At this point, we were fed up with the sheer lack of science being discussed. (Remember, ID theorists claim to support a science, not a religion.) So we held up our signs. They bore questions such as, “Why do we have wisdom teeth if they do not fit our jaws?” and “Why did it take 20 species of elephant to go extinct to get two species that survived?” and “Why do the ribosomes (protein synthesizing machinery) in our mitochondria match those of bacteria?” to name a few.
Over at After the Bar Closes, Steve Story has set up a poll asking for educational background from PT/AtBC participants. With 90 responses in, the results so far are:
- PhD Science 32 [35.56%]
- PhD Humanities 3 [3.33%]
- BS/BA/Ma Science 39 [43.33%]
- BS/BA/Ma Humanities 13 [14.44%]
- High School 3 [3.33%]
- Lots of Scientific American 0 [0.00%]
- I Done Readed a Lot on the Internets 0 [0.00%]
Check it out.
by Douglas L. Theobald
As many of you undoubtedly know, neurosurgeon Michael Egnor is the Discovery Institute’s latest garrulous creationist mouthpiece. In a recent blog entry responding to Michael Lemonick of Time Magazine, Egnor claims that the 19th century scientists Michael Faraday and James Clerk Maxwell used “the inference to design” to study electricity:
“Let’s ask: what role did the inference to design play for scientists who gave us electricity? … The two scientific pioneers of classical electromagnetism, Faraday and Maxwell, were particularly devout Christians who inferred design everywhere in nature. They believed that God designed everything — including electricity. Their approach to science was pure design inference, undiluted by atheism or materialism…. They worked entirely from the design inference.”
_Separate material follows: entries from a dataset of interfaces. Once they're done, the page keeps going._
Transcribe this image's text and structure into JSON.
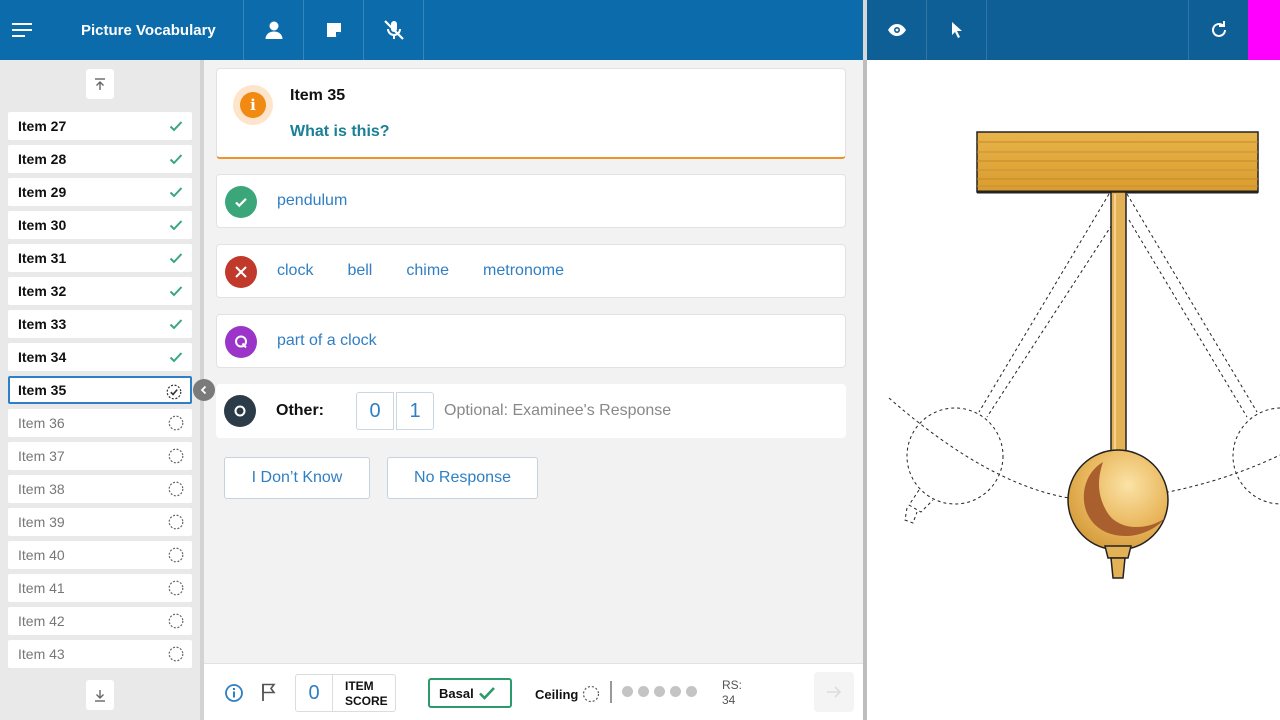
{
  "header": {
    "title": "Picture Vocabulary",
    "menu_icon": "hamburger-menu-icon",
    "icons": [
      "user-icon",
      "note-icon",
      "mic-off-icon"
    ],
    "right_icons": [
      "eye-icon",
      "pointer-icon",
      "refresh-icon"
    ],
    "colors": {
      "left": "#0b6bab",
      "right": "#0e5f95",
      "marker": "#ff00ff"
    }
  },
  "sidebar": {
    "items": [
      {
        "label": "Item 27",
        "status": "done"
      },
      {
        "label": "Item 28",
        "status": "done"
      },
      {
        "label": "Item 29",
        "status": "done"
      },
      {
        "label": "Item 30",
        "status": "done"
      },
      {
        "label": "Item 31",
        "status": "done"
      },
      {
        "label": "Item 32",
        "status": "done"
      },
      {
        "label": "Item 33",
        "status": "done"
      },
      {
        "label": "Item 34",
        "status": "done"
      },
      {
        "label": "Item 35",
        "status": "current"
      },
      {
        "label": "Item 36",
        "status": "pending"
      },
      {
        "label": "Item 37",
        "status": "pending"
      },
      {
        "label": "Item 38",
        "status": "pending"
      },
      {
        "label": "Item 39",
        "status": "pending"
      },
      {
        "label": "Item 40",
        "status": "pending"
      },
      {
        "label": "Item 41",
        "status": "pending"
      },
      {
        "label": "Item 42",
        "status": "pending"
      },
      {
        "label": "Item 43",
        "status": "pending"
      }
    ]
  },
  "question": {
    "item_label": "Item 35",
    "prompt": "What is this?"
  },
  "responses": {
    "correct": [
      "pendulum"
    ],
    "incorrect": [
      "clock",
      "bell",
      "chime",
      "metronome"
    ],
    "query": [
      "part of a clock"
    ],
    "other": {
      "label": "Other:",
      "score_0": "0",
      "score_1": "1",
      "placeholder": "Optional: Examinee's Response"
    }
  },
  "buttons": {
    "dont_know": "I Don’t Know",
    "no_response": "No Response"
  },
  "footer": {
    "item_score": "0",
    "item_score_label_1": "ITEM",
    "item_score_label_2": "SCORE",
    "basal": "Basal",
    "ceiling": "Ceiling",
    "rs_label": "RS:",
    "rs_value": "34",
    "ceiling_dots": 5
  }
}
Faraday and Maxwell were Christians who did indeed see design in nature. However, Egnor has it backwards.
Today the prestigious journal Proceedings of the National Academy of Sciences (PNAS) put out an Advanced Online Publication paper on flagellum evolution entitled, “Stepwise formation of the bacterial flagellar system.” The paper is freely available via Open Access. I was initially excited that PNAS had published a paper on this topic, and furthermore that it cited the Pallen/Matzke essay on flagellum evolution, and Ian Musgrave’s excellent book chapter in Why Intelligent Design Fails.
Unfortunately, as I read the paper, my delight turned to concern, and then dismay. The paper makes some potentially useful points and explores new territory in a few areas. But much of it ranges from dubious to just irremediably wrong.
Salvador Cordova (Young Earth Creationist)
Darwinian TE (Theistic Evolution) just doesn’t cut it scientifically.
What a riot, as opposed to the scientifically defensible Young Earth variant or the scientifically vacuous Intelligent Design variant?
I missed this one a week or two ago. Simon Conway Morris and his colleague Jean-Bernard Caron published a paper in Science on a new Cambrian fossil called Orthrozanclus. The cool thing about the fossil is that it combines features from two other fossils that Conway Morris previously implicated as transitional stem groups between the modern crown groups (“phyla”) of mollusks, annelids, and brachiopods: Wiwaxia and Halkeria. Of course, according to Discovery Institute propaganda, transitional fossils like this don’t exist.
The SMU Campus newspaper carried an opinion piece written by Ben Wells who is a junior anthropology major.
The article starts out by describing the political and religious foundation behind the Discovery Institute’s actions
This weekend Dedman Law School’s Christian Legal Society will be hosting a controversial and well-known institute that preaches a religious message masked in a capsule of pseudoscience.
Indeed, the Wedge document outlines clearly how Intelligent Design is meant to be a religious and not necessarily a scientific issue.
A controversial document (reported as the Wedge Document, a 1998 internal memo) stated the Institute’s goal was to “drive a wedge” into “scientific materialism” in order to divorce it from its purely observational and naturalistic methodology and stop the deleterious effects of evolution on Western culture.